** AVAILABLE DATA follows **

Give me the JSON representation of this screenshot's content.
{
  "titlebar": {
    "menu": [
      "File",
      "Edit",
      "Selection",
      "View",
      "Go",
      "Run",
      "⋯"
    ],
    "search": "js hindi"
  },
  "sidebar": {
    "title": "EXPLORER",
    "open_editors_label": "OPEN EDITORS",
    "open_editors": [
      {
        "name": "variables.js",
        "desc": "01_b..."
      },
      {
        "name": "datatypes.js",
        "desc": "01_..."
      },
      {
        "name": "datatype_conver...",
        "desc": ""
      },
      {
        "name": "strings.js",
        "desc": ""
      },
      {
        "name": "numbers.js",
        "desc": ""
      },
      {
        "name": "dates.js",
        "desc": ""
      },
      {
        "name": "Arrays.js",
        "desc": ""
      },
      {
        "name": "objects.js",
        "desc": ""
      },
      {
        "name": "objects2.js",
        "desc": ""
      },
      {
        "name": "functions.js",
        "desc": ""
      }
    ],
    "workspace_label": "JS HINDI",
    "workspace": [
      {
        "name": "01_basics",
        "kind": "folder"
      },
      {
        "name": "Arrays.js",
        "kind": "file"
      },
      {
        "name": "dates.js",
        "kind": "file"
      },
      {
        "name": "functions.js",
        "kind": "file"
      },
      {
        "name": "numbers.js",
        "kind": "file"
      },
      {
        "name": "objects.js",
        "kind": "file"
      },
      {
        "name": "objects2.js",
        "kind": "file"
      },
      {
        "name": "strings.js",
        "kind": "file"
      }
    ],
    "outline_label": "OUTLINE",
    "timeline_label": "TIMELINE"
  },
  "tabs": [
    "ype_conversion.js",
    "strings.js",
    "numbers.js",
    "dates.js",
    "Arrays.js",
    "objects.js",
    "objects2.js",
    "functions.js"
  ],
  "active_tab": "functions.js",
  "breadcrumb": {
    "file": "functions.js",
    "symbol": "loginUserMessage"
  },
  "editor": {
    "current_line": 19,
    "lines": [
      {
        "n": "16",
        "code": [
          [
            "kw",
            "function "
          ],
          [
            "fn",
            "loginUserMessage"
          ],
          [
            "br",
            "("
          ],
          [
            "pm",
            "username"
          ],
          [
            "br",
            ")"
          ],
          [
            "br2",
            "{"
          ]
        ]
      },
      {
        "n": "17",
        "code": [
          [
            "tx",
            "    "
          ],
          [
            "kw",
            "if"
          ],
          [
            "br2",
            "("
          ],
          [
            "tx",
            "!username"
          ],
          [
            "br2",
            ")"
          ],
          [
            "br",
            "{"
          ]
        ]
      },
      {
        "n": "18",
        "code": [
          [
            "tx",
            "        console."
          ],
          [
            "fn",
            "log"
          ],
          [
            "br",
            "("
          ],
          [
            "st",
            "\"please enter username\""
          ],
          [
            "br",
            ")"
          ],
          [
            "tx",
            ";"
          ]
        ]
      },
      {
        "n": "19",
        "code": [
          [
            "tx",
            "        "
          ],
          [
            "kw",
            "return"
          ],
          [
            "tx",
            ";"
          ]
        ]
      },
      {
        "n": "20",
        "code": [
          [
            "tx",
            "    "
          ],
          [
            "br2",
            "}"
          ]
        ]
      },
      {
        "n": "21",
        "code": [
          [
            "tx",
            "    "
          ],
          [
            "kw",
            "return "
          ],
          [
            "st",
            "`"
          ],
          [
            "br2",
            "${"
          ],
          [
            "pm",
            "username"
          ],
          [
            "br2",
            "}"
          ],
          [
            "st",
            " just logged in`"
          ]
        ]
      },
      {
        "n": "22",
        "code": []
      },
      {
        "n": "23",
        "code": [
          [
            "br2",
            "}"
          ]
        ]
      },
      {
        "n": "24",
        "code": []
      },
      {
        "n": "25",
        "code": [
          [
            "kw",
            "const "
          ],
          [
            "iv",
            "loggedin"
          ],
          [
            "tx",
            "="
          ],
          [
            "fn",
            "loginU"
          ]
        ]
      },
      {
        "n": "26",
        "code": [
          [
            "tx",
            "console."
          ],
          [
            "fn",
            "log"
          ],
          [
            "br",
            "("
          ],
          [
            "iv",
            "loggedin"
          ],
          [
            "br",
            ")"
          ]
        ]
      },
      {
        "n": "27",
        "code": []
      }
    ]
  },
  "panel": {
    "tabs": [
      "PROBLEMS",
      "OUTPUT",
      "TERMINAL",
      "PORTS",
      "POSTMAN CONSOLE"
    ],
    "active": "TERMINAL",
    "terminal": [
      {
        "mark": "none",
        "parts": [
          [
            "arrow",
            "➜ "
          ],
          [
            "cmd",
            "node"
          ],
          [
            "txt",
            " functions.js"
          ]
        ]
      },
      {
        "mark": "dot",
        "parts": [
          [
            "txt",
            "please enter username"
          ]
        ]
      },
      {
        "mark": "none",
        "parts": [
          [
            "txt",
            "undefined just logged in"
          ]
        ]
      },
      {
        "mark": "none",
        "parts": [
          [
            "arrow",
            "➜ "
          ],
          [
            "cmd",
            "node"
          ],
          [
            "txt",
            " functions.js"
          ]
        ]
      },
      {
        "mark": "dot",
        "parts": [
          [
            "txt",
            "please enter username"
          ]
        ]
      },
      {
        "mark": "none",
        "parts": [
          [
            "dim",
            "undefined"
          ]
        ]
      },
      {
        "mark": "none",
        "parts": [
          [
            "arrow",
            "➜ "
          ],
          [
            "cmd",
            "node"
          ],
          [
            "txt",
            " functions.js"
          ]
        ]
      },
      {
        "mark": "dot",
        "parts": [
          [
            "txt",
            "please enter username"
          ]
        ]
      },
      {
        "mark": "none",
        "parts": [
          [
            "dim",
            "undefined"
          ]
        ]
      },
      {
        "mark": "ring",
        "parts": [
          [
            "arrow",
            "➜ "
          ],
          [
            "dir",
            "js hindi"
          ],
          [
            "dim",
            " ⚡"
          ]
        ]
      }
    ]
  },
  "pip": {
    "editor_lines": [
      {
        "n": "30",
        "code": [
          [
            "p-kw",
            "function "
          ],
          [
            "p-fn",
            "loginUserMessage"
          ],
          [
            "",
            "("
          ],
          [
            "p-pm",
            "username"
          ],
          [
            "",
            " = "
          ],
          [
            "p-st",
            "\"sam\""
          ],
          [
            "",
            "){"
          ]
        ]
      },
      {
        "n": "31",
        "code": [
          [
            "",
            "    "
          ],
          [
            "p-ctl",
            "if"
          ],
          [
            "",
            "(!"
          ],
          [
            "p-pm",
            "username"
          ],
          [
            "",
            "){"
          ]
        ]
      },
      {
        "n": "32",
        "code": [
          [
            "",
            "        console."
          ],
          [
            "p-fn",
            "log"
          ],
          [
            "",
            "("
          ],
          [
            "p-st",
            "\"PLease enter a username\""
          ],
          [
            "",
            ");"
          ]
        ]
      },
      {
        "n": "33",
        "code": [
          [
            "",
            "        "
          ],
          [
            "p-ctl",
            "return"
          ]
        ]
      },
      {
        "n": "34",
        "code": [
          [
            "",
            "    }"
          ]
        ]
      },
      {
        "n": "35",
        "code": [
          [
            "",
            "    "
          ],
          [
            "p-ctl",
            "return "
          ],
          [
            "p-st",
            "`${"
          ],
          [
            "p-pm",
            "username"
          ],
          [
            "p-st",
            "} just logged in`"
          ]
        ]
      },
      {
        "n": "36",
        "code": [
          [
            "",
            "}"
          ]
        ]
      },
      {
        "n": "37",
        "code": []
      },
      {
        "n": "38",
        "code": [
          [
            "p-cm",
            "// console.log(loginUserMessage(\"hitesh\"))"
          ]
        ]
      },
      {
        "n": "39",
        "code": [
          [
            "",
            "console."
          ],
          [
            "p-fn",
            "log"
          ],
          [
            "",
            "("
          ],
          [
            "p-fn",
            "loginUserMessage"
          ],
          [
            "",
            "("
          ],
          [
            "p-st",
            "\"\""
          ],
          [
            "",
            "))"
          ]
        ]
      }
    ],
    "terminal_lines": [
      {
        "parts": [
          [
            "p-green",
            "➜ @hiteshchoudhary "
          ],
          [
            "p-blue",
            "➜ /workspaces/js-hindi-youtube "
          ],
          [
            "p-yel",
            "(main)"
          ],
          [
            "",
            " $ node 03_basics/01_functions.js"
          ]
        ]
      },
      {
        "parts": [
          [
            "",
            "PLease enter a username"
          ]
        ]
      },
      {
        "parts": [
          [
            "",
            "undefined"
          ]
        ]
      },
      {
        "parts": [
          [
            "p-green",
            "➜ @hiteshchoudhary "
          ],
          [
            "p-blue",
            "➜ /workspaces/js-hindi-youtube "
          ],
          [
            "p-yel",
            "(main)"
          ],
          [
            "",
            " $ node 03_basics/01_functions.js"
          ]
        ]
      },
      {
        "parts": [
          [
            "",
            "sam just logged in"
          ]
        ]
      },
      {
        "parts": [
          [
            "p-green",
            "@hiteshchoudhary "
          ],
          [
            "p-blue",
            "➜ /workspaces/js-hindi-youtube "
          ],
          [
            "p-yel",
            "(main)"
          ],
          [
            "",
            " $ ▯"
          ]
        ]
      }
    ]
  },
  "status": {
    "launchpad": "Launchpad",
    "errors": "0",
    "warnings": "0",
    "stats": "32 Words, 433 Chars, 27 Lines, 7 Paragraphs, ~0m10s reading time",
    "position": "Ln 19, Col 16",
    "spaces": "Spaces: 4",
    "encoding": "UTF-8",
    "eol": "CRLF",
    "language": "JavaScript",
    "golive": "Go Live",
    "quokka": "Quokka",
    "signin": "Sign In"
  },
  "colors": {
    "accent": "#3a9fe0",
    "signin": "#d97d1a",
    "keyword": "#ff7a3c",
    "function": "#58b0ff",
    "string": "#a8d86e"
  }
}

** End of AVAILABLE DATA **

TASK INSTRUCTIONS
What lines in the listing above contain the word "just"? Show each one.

SOLUTION
            " just logged in`"
            "undefined just logged in"
            "} just logged in`"
            "sam just logged in"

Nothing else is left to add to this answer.